However, the Humane Society tells us that this is not a very good solution.

For one thing, think about what it would be like for you to be declawed. It would basically mean having your fingers cut off at about the first knuckle. Believe me, you would not like this and neither will your cat.

When a cat is declawed, it can cause a lot of pain. Because of this pain, they may not want to use the litter box anymore because scratching in it is too painful.

In addition, because they no longer have claws for defense, they may start biting.

Why does a cat hate it so much?

Since humans aren’t cats, there is probably not a good answer to this question.

However, it is well known that cats don’t really like having their paws handled.

It is important to let them get used to the handling of their paws in order to make it easier to trim their nails.

Trimming Your Cat’s Nails

If you have ever looked into it, you have found many tips for trimming a cat’s nails.

Some involve simply manhandling them with the help of at least one other person.

Even with help, this may end up with one or all of you getting clawed and/or bitten.

According to the ASPCA, there are a few things that can be done to make trimming easier on both parties.

One important thing to do is give your cat time to get used to the process. These are the steps to be taken.

1- Find a quiet place where there are no distractions for your cat, such as other animals or windows. A good time to do this is when the cat is sleepy. After a meal is probably a good time.

2- After complete relaxation has taken place, gently take a paw in your hand and massage for no more than 3 seconds.

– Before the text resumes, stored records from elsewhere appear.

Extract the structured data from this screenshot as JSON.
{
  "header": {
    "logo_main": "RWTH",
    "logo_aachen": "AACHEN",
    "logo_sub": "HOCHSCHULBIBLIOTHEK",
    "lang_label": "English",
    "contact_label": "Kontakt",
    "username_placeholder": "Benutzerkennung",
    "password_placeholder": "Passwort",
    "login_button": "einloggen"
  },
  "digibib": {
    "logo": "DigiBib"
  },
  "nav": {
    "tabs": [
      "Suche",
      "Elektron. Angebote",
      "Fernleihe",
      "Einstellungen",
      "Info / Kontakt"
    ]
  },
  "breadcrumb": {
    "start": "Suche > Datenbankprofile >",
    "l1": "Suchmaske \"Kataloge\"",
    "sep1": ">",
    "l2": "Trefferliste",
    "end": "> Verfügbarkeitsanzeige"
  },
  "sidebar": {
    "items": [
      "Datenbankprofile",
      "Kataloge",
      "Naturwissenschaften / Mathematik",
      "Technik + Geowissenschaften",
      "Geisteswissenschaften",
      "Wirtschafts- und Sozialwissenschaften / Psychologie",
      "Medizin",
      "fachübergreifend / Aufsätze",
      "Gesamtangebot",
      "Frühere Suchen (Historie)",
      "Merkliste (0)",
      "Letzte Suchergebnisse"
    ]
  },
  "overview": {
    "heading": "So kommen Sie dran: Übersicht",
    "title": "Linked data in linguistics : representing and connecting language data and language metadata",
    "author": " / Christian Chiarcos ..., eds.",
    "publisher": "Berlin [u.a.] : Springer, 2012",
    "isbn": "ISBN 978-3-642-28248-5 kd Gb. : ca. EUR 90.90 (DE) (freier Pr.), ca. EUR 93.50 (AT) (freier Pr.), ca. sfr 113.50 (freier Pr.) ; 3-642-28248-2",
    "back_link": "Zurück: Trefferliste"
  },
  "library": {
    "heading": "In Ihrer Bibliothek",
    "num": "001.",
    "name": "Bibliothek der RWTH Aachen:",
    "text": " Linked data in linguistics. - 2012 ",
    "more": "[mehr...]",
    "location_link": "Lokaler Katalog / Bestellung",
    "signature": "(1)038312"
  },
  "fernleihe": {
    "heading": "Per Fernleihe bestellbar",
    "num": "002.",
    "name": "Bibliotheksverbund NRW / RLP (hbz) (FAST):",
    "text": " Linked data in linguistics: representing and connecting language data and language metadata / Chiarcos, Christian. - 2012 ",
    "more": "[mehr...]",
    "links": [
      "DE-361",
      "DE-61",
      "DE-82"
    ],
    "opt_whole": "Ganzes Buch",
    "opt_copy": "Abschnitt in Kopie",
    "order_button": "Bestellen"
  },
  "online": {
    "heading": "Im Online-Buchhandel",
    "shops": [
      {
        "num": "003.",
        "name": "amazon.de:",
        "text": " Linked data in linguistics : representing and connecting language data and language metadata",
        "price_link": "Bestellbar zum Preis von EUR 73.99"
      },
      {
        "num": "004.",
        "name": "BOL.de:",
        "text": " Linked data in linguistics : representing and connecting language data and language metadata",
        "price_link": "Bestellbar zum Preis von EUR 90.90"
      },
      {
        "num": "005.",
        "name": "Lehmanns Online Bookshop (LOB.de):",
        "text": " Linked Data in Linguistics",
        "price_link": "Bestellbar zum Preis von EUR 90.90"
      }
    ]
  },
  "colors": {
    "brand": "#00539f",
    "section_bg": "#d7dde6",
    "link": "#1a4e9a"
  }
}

If the cat tries to pull away, gently hang on, but follow with him. When calm again, gently squeeze to retract the claw and then let go.

3- Get your cat used to the Clippers first. Bring them out during the relaxing session, along with a piece of dry spaghetti.

Bring the clippers close to the cat while massaging the paw and extending the nail. Then clip the piece of spaghetti, giving him a treat immediately afterward.

4- The pink part of the nail, or quick, is where the blood vessels and nerves are. DO NOT cut these, just the white part at the very tip of the nail. Be prepared with styptic powder, just in case you do accidentally cut the quick.

5- With your cat in your lap facing away from you, gently retract one nail and clip just the tip. Then give a treat.

If he doesn’t notice then you can do a second, but don’t do more than two nails at a time until the cat is comfortable with the process.

6- Always remain calm, even if your cat is resisting. Never trim the nails unless you are both calm, as agitation from either of you may result in cutting into the quick.

7- It is also recommended that you do not clip all your cat’s claws in the same sitting.

This video from Petco will give you a clear picture of how the above process works.

Trimming Claws of an Uncooperative Cat

Though the above process is really the best way to go, there may be times when this ASPCA-approved process just doesn’t work.

There are many other suggestions for doing it. One way is to wrap the cat in a towel or blanket, except for the paw being worked on, as in this video.

Whether or not to trim your cat’s nails is really a matter of personal preference. If you want your cat’s nails trimmed, then this gentle process will make the experience pleasant.

No matter how you do it, remain calm and treat your cat gently so that you don’t hurt him. Otherwise, this process will always be a fight, and neither of you will come out on top.

Leave a Comment